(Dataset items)
= = = = =

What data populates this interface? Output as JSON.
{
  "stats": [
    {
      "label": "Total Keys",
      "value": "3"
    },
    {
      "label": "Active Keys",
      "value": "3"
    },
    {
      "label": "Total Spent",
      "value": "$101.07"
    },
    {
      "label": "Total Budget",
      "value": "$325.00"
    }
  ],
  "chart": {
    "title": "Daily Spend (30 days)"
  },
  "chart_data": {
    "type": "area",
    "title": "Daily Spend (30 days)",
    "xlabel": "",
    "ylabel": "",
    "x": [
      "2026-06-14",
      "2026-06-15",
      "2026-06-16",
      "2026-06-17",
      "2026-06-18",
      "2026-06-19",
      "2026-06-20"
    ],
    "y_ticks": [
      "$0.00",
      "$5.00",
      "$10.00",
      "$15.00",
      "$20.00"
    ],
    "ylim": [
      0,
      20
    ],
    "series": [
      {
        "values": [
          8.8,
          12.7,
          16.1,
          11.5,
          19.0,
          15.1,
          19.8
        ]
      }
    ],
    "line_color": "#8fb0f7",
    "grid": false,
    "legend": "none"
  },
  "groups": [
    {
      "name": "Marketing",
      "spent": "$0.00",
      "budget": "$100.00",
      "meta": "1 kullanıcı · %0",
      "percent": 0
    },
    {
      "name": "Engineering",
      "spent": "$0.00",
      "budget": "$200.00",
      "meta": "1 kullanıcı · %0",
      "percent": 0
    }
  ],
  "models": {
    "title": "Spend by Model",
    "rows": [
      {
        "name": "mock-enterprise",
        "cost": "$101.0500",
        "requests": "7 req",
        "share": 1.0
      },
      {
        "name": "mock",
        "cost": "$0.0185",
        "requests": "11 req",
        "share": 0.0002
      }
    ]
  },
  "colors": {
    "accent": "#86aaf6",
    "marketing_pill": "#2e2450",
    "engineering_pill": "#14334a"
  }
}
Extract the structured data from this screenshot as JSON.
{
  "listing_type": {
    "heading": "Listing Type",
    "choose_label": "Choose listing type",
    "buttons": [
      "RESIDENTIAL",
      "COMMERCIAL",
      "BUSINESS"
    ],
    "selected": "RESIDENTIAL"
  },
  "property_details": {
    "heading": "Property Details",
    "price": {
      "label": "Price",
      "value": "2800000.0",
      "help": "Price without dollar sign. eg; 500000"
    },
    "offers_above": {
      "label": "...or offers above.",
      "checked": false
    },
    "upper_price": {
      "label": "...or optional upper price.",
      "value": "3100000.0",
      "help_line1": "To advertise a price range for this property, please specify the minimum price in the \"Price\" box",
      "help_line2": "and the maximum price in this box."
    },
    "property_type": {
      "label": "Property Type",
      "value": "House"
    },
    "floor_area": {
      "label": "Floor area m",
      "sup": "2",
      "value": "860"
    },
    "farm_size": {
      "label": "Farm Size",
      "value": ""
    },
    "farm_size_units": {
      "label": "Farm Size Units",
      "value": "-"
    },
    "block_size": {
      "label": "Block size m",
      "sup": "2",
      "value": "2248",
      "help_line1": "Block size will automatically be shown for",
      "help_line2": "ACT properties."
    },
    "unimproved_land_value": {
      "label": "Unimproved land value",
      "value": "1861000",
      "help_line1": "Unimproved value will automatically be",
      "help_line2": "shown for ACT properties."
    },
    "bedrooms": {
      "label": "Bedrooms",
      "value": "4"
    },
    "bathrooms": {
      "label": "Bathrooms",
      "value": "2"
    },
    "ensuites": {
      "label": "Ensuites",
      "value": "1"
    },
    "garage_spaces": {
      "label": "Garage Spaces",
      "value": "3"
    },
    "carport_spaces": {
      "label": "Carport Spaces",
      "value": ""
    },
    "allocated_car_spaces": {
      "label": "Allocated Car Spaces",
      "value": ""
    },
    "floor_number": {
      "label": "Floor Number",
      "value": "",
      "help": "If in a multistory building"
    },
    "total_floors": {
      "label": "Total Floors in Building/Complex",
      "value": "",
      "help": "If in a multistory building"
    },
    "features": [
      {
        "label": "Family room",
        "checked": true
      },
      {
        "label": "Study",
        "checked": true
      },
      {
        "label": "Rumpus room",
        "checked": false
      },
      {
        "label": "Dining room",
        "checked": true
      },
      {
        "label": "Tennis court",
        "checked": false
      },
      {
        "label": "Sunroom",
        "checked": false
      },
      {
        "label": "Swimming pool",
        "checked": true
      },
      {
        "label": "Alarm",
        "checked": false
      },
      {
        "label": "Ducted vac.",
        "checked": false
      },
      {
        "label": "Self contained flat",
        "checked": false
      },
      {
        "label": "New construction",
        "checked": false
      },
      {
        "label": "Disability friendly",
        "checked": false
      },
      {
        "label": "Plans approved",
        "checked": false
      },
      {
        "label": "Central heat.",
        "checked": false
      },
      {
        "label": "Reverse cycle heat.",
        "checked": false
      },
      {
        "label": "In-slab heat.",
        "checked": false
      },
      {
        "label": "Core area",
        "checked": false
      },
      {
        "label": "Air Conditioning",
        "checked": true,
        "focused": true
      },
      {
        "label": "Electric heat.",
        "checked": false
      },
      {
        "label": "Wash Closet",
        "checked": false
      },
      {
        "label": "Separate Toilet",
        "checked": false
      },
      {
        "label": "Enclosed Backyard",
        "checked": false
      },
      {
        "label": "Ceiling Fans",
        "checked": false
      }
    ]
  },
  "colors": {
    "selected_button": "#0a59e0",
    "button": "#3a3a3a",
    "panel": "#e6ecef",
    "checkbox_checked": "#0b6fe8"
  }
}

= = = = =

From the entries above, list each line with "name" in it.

### Written answer:
      "name": "Marketing",
      "name": "Engineering",
        "name": "mock-enterprise",
        "name": "mock",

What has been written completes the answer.